_EXERCISE MATERIAL_

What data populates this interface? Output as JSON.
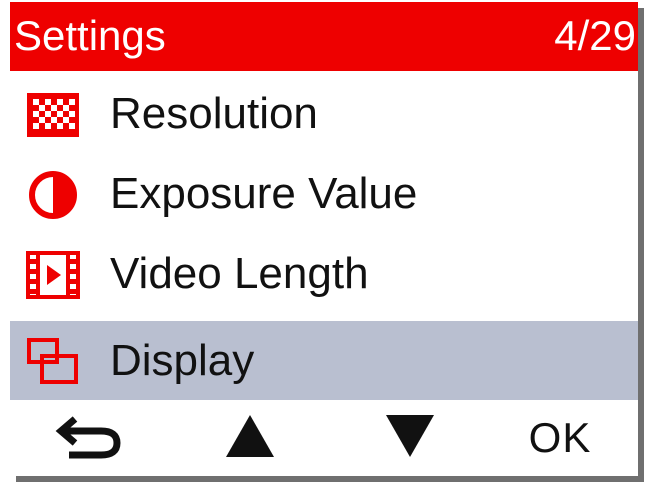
{
  "header": {
    "title": "Settings",
    "page_counter": "4/29"
  },
  "menu": {
    "items": [
      {
        "label": "Resolution",
        "icon": "resolution-checker-icon",
        "selected": false
      },
      {
        "label": "Exposure Value",
        "icon": "exposure-half-circle-icon",
        "selected": false
      },
      {
        "label": "Video Length",
        "icon": "video-film-play-icon",
        "selected": false
      },
      {
        "label": "Display",
        "icon": "display-screens-icon",
        "selected": true
      }
    ]
  },
  "footer": {
    "buttons": [
      {
        "label": "",
        "icon": "back-arrow-icon"
      },
      {
        "label": "",
        "icon": "up-triangle-icon"
      },
      {
        "label": "",
        "icon": "down-triangle-icon"
      },
      {
        "label": "OK",
        "icon": ""
      }
    ]
  },
  "colors": {
    "accent_red": "#ee0000",
    "selected_row": "#b9bfd0",
    "text": "#111111",
    "background": "#ffffff"
  }
}
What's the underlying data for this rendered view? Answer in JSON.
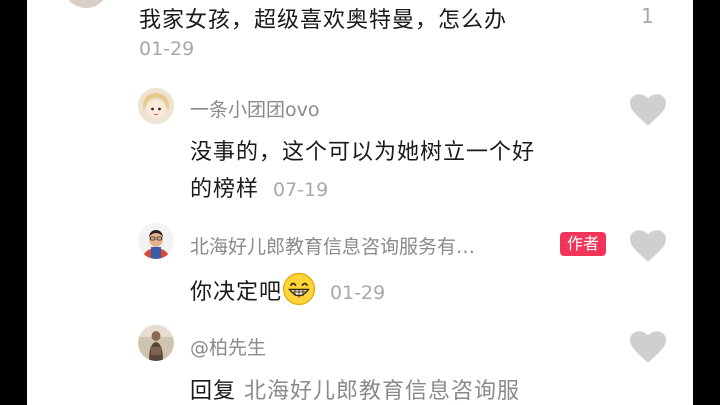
{
  "top_comment": {
    "text": "我家女孩，超级喜欢奥特曼，怎么办",
    "time": "01-29",
    "like_count": "1"
  },
  "replies": [
    {
      "username": "一条小团团ovo",
      "text_line1": "没事的，这个可以为她树立一个好",
      "text_line2": "的榜样",
      "time": "07-19",
      "avatar_icon": "anime-girl-avatar"
    },
    {
      "username": "北海好儿郎教育信息咨询服务有…",
      "badge": "作者",
      "text": "你决定吧",
      "emoji_icon": "grin-emoji",
      "time": "01-29",
      "avatar_icon": "man-portrait-avatar"
    },
    {
      "username": "@柏先生",
      "reply_prefix": "回复",
      "reply_target": "北海好儿郎教育信息咨询服",
      "avatar_icon": "portrait-photo-avatar"
    }
  ],
  "colors": {
    "badge": "#f2345a",
    "heart": "#cfcfcf",
    "muted_text": "#8a8a8a",
    "frame": "#000000"
  }
}
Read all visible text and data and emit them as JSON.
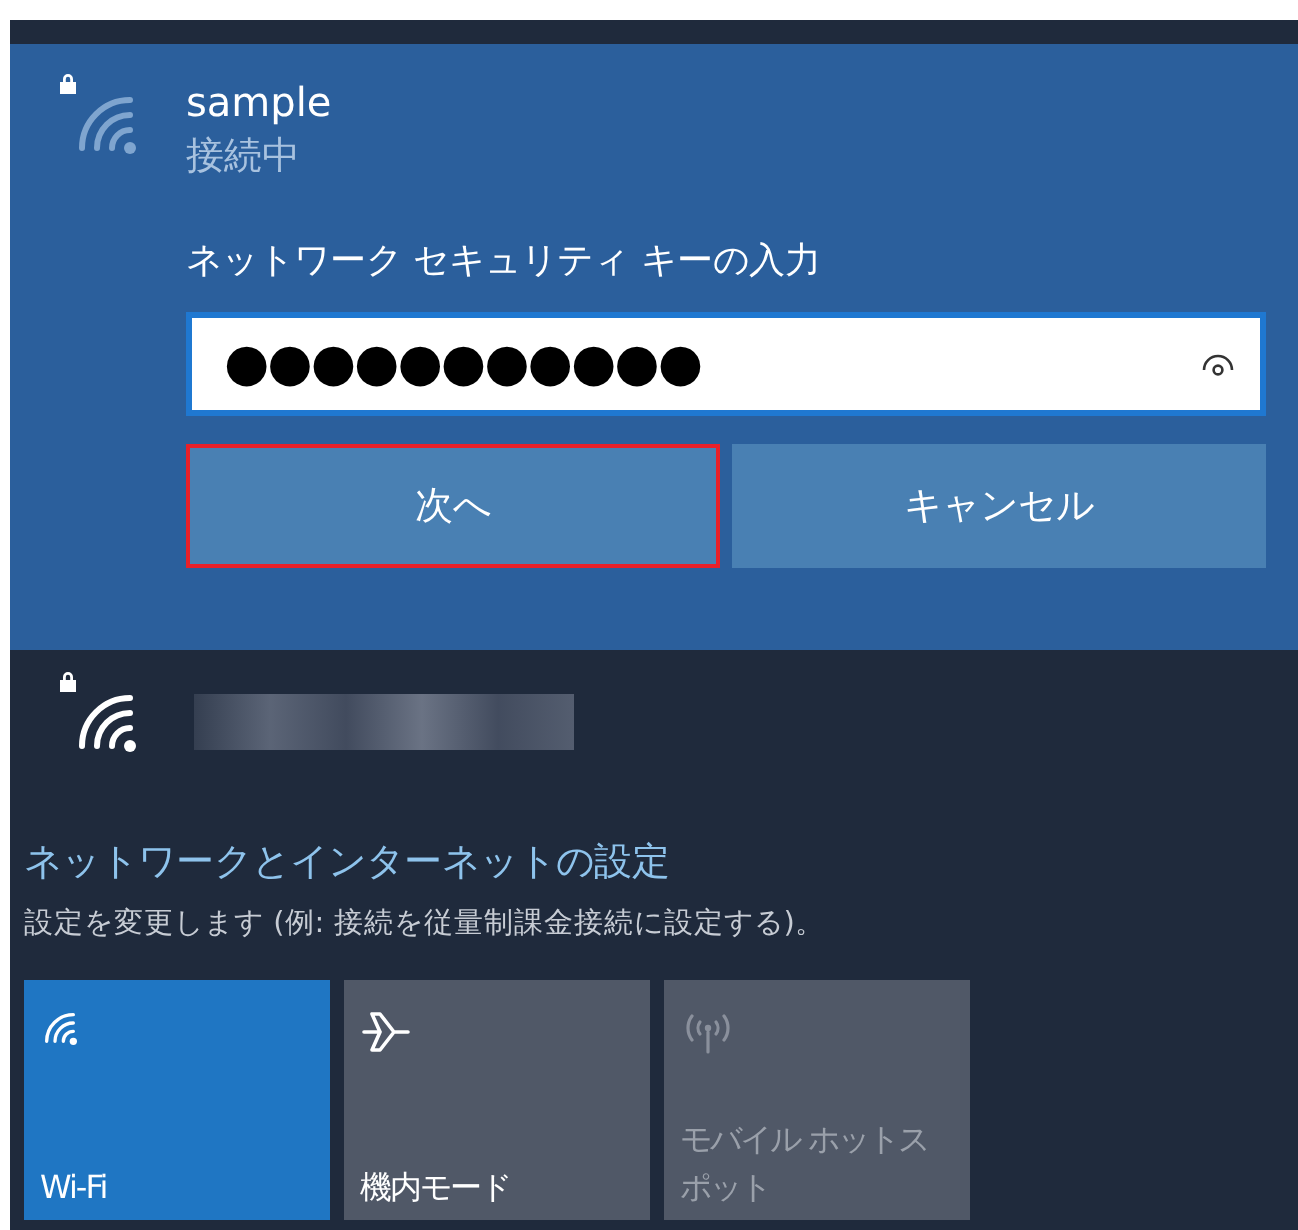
{
  "active_network": {
    "name": "sample",
    "status": "接続中",
    "key_label": "ネットワーク セキュリティ キーの入力",
    "key_value": "●●●●●●●●●●●",
    "buttons": [
      {
        "label": "次へ",
        "highlighted": true
      },
      {
        "label": "キャンセル",
        "highlighted": false
      }
    ]
  },
  "other_network": {
    "name_redacted": true
  },
  "settings_link": {
    "title": "ネットワークとインターネットの設定",
    "description": "設定を変更します (例: 接続を従量制課金接続に設定する)。"
  },
  "quick_actions": [
    {
      "kind": "wifi",
      "label": "Wi-Fi",
      "on": true,
      "disabled": false
    },
    {
      "kind": "airplane",
      "label": "機内モード",
      "on": false,
      "disabled": false
    },
    {
      "kind": "hotspot",
      "label": "モバイル ホットスポット",
      "on": false,
      "disabled": true
    }
  ]
}
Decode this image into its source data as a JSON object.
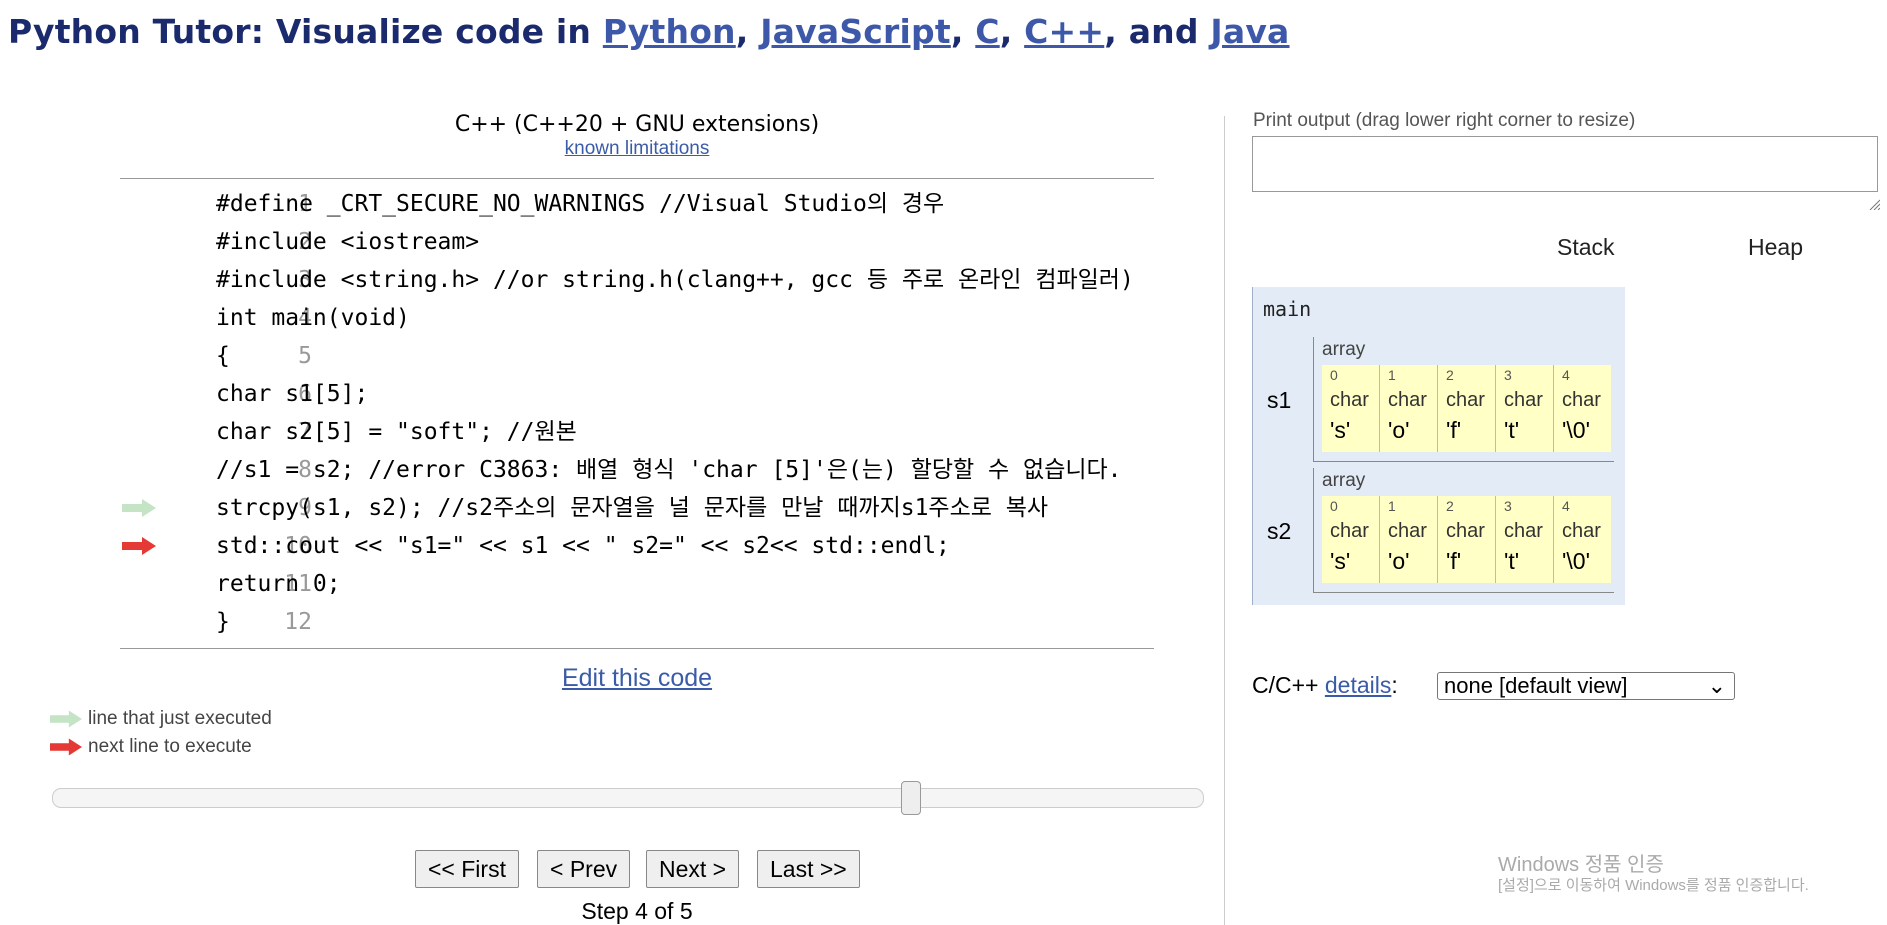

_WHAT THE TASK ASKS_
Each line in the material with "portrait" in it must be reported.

_REPLY TO THE EXERCISE_
      "avatar_icon": "man-portrait-avatar"
      "avatar_icon": "portrait-photo-avatar"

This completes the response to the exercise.